◆ Task to complete ◆
Could you show each line of the records that contains the word "nodes"?

◆ Data to use ◆
= Beginning of Section =

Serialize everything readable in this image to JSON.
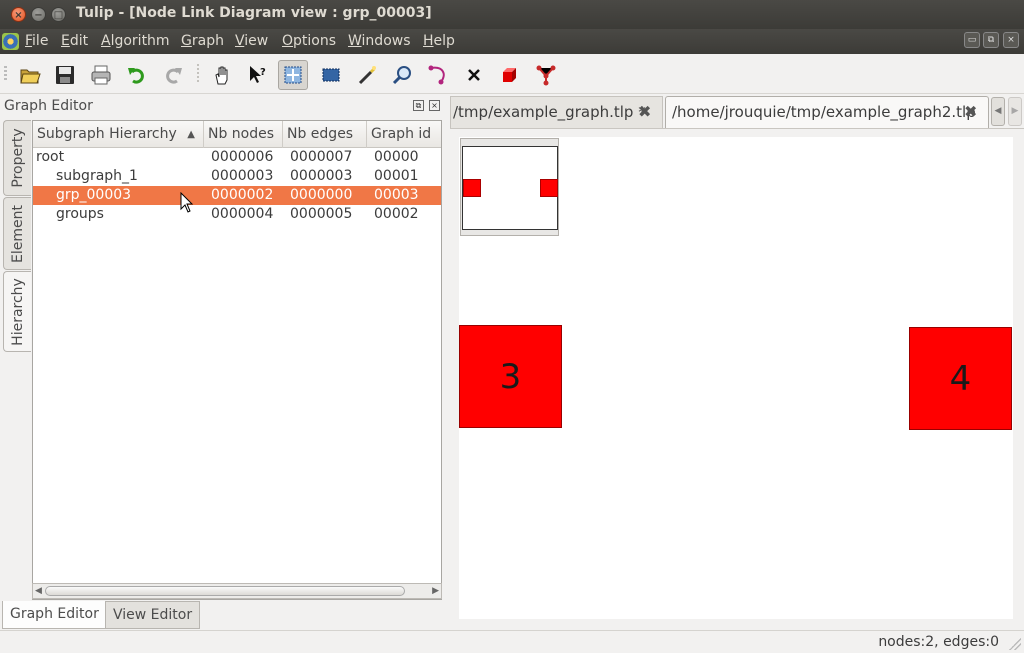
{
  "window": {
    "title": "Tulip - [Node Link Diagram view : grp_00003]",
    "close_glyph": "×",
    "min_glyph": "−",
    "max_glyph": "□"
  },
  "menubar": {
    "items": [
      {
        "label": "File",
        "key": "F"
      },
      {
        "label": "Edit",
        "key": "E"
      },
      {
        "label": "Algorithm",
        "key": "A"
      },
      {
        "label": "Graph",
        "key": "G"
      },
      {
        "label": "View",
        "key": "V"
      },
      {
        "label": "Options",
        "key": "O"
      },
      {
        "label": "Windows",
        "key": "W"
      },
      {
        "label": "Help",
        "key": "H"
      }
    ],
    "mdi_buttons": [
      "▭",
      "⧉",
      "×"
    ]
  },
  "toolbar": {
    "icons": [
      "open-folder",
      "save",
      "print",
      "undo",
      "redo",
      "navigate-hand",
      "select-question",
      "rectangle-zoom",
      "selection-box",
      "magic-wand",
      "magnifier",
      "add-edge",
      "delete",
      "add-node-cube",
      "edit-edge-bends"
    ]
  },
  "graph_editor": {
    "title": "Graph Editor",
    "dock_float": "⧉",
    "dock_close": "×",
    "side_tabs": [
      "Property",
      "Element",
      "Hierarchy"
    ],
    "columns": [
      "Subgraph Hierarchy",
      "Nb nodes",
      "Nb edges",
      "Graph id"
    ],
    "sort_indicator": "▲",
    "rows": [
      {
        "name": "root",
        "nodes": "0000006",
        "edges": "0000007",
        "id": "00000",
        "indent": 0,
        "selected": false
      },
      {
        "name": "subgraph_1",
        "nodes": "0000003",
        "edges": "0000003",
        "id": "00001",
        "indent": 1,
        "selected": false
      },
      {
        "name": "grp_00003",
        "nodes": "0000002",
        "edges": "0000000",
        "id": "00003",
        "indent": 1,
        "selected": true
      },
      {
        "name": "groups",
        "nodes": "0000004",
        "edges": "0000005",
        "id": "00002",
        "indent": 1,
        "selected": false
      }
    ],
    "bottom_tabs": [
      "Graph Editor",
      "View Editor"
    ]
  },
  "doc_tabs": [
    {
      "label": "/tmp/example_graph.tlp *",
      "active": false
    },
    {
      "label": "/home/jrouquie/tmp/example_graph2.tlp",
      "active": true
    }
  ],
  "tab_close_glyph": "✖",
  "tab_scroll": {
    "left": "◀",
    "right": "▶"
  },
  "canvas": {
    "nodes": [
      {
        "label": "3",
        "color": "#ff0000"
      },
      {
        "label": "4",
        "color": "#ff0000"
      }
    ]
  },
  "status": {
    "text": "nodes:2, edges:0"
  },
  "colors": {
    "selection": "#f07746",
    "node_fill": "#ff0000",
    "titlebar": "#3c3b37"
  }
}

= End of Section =

◆ Finished exercise ◆
      "Nb nodes",
        "nodes": "0000006",
        "nodes": "0000003",
        "nodes": "0000002",
        "nodes": "0000004",
    "nodes": [
    "text": "nodes:2, edges:0"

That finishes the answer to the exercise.